I must admit, my newest book Hoarfrost to Roses was incredibly enjoyable to write! After penning The Far Side of Heaven, I discovered how much I love a love story. Granted almost all my novels have a romance of some sort in them, but the novella and now Hoarfrost are true genre-valid romances.
Paranormal? How so?
It’s not that there are shape shifters or evil spirits in Hoarfrost. The whole intent, actually is to show the spirit world as a much more loving world than humanity. When our male protagonist Grai Madison is assaulted and nearly slain by a couple of thugs, he’s separated from his spirit in a near death experience. His spirit, however, nurses him back to life and helps him find shelter in what is now the remnants of his grandfather’s estate.

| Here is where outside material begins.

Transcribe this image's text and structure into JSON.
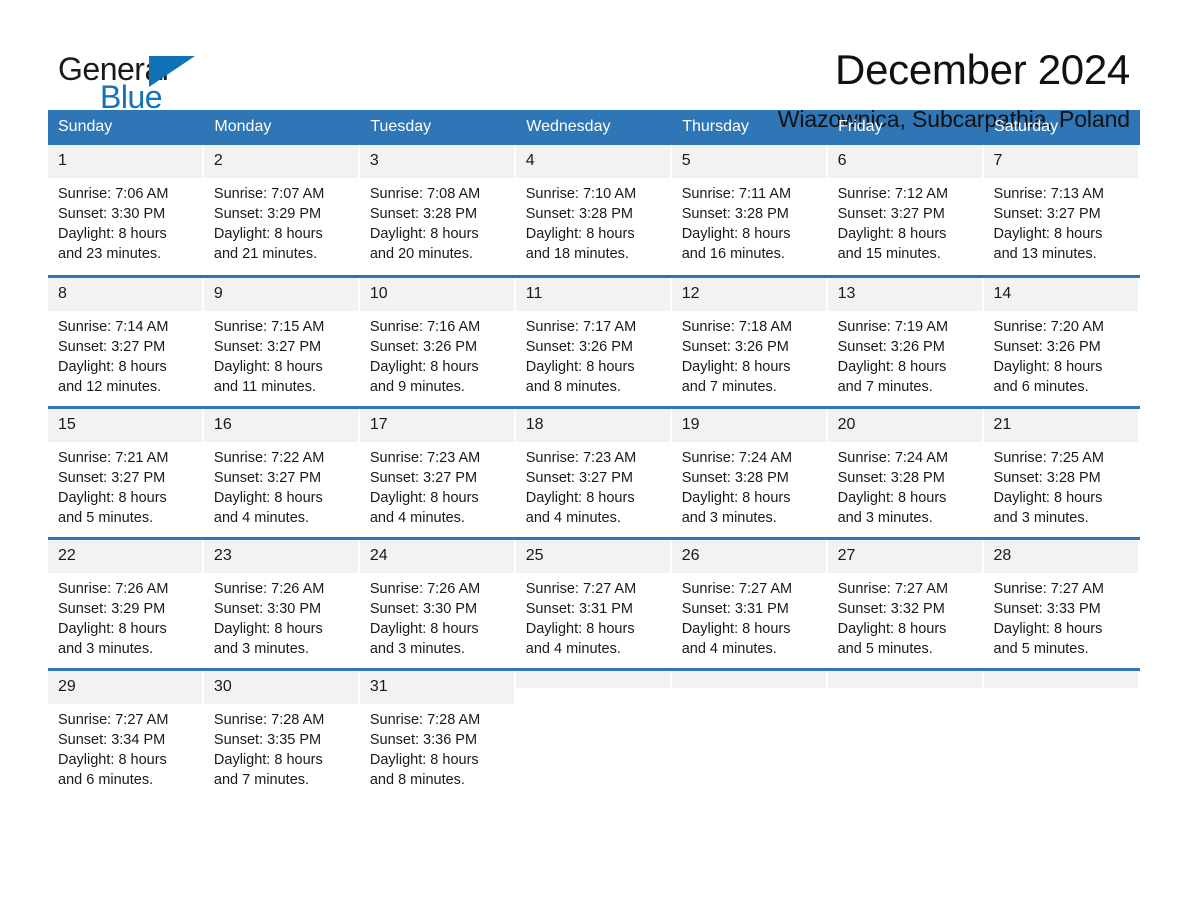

He may be a ghost, but he’s not evil. In fact, Grai’s spirit provides comic relief throughout the story and I truly did enjoy imagining what it might be like to speak to my “better half” when I’m depressed.
Grai is hiding out, afraid he may be assaulted again, day by day mistrusting the world. His spirit…not so much. In fact, it’s his spirit that woos Adele before Grai even sees her.
His spirit trailed him through the tunnel like a badgering old woman. Grai resented being told what he thought, what he felt, or what he should do. The spirit had no mind, no common sense, but prodded him with emotions he didn’t care to have—that he’d be better off not having.
“What are you going to do, Grai?” his spirit asked.
“I’m going to think. I’m going to make a decision and try to keep your opinion out of it.”
“A decision on what?”
“On whether I should drown you in the fountain.”
“You can’t do that.”
“I can,” Grai argued.
“You’ll die. I’ll live. It will give you no satisfaction.”
“I’ll take my chances.”